Dear Nancy,

On August 2010, I was fired from my job because the nurse director did not like my attitude, and she did so without any oral or written notice first, as stated in the hospital rules. She just called me into her office and told me to leave and never enter the building again. I should have gone through the hospital grievance procedure, but I was so devastated. I did not know what to do.

This director has since been fired. Last year, I spoke to Human Resources about getting my job back, and was told if I worked somewhere for one year, then I would be considered. Come November, it will be a year for me at another position, so I called and was given a rehire form to complete. I did so and still was not rehired. My reason for wanting to return is the ER is it is within walking distance from the condo I purchased to be near work and where I planned to work until retirement.

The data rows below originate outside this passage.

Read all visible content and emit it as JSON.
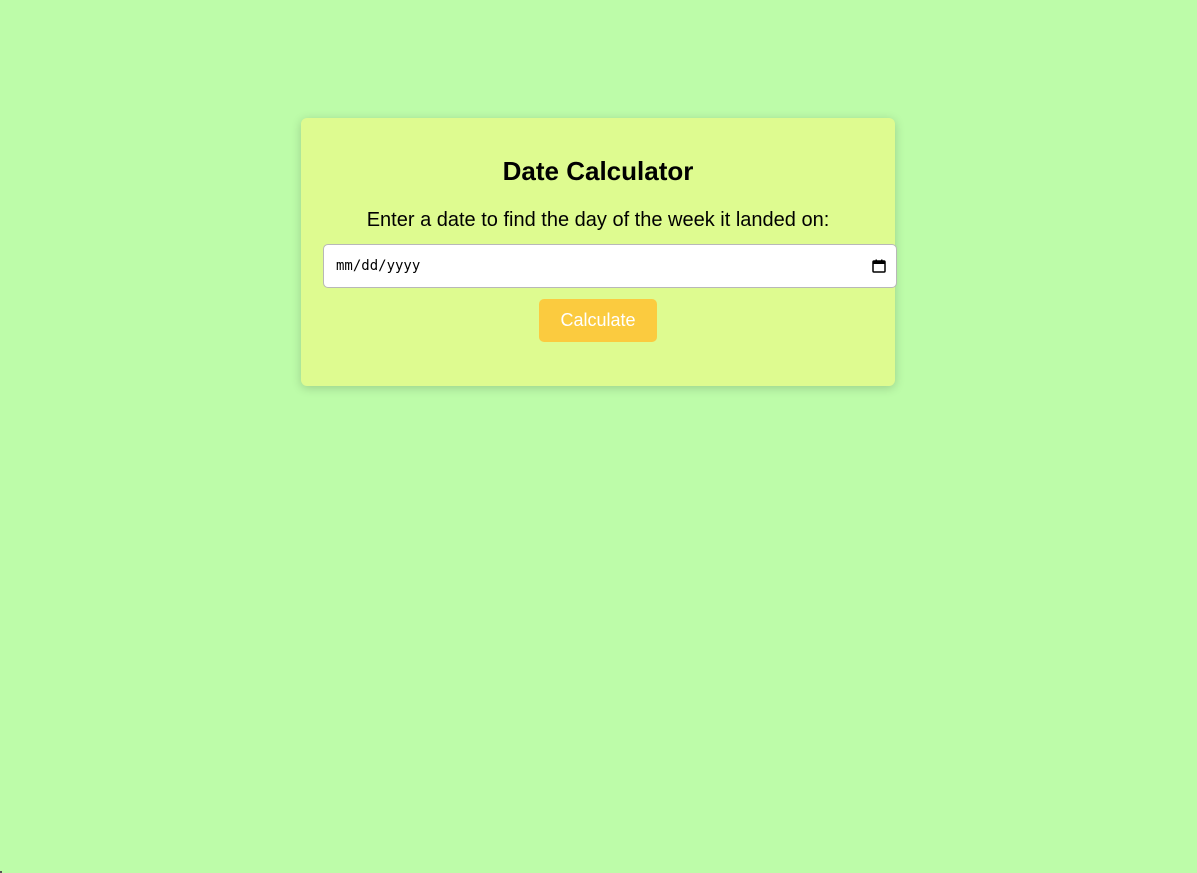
{
  "page": {
    "background_color": "#bdfca9"
  },
  "card": {
    "background_color": "#defb90",
    "title": "Date Calculator",
    "prompt": "Enter a date to find the day of the week it landed on:",
    "date_input": {
      "placeholder": "mm/dd/yyyy",
      "value": "",
      "icon": "calendar-icon"
    },
    "calculate_button": {
      "label": "Calculate",
      "color": "#fbcb3f",
      "text_color": "#ffffff"
    }
  }
}
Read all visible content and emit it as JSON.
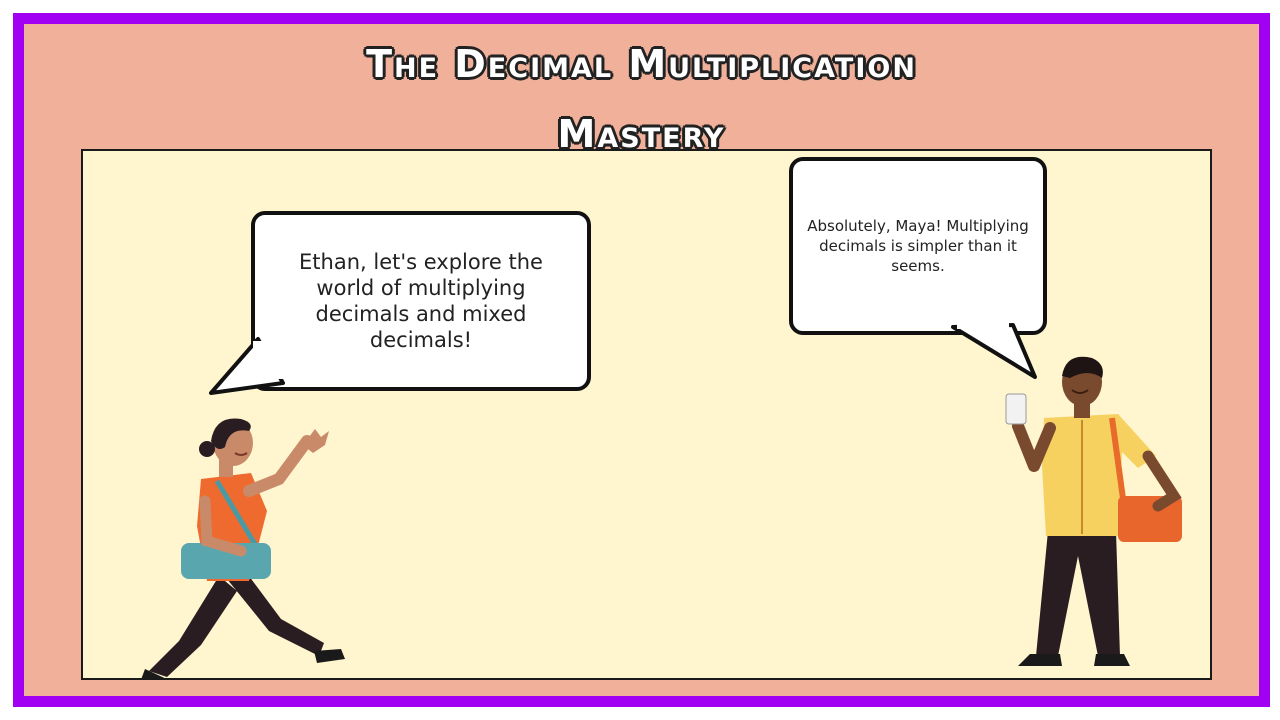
{
  "title": {
    "line1": "The Decimal Multiplication",
    "line2": "Mastery"
  },
  "dialogue": {
    "left_speech": "Ethan, let's explore the world of multiplying decimals and mixed decimals!",
    "right_speech": "Absolutely, Maya! Multiplying decimals is simpler than it seems."
  },
  "colors": {
    "border": "#a100f2",
    "background": "#f0b09a",
    "panel": "#fff5cf"
  },
  "icons": {
    "left_character": "woman-waving-with-bag",
    "right_character": "man-holding-phone-with-bag"
  }
}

If I hired a lawyer, would that help me get the job back? I also would like a copy of my personnel file, which I am being denied. Could a lawyer obtain my file for me? How could I find a lawyer specific
for nurses?

Fiorella



Dear Nancy replies:

Dear Fiorella:

Your question about consulting with a nurse attorney or attorney who can help you sort out the legal issues in this matter is a good decision. The attorney can inform you about what the law is in your state concerning obtaining your personnel file and advising you if there are any causes of action you might be able to bring against the ED. One hurdle you will have to overcome is the length of time that has passed since your termination. This may or may not be a problem based on your state's law(s), but the sooner you consult with an attorney the better it will be for you.

Your situation is one that illustrates that in today's world it is difficult to count on staying at one job until retirement. Back in the day, a nurse could count on having a successful career in one workplace. With the rapid changes that are taking place in healthcare, that goal of staying at one job for your career is probably pretty unattainable.

You can locate a nurse attorney in your area through The American Association of Nurse Attorneys (http://www.taana.org ). On the association's homepage, click on "Attorney Referral.” Once on that page, scroll to the bottom of the page and click on the search link to find a nurse attorney in
your area.

There are other ways of locating a nurse attorney or other attorney as well. You can contact your state or local bar association referral service and ask for representation from an attorney who works with employees. Many attorneys also have websites that provide information about their services. Simply do a Web search such as, "nurse attorneys in (state or city) that represent employees or former employees.” You should find many attorneys listed so you can start your search.

Sincerely,
Nancy




Nancy J. Brent, RN, MS, JD, is an attorney in private practice in Wilmette, Ill. This information is for educational purposes only and is not intended as legal or any other advice. The reader is encouraged to seek the advice of an attorney or other professional when an opinion is needed.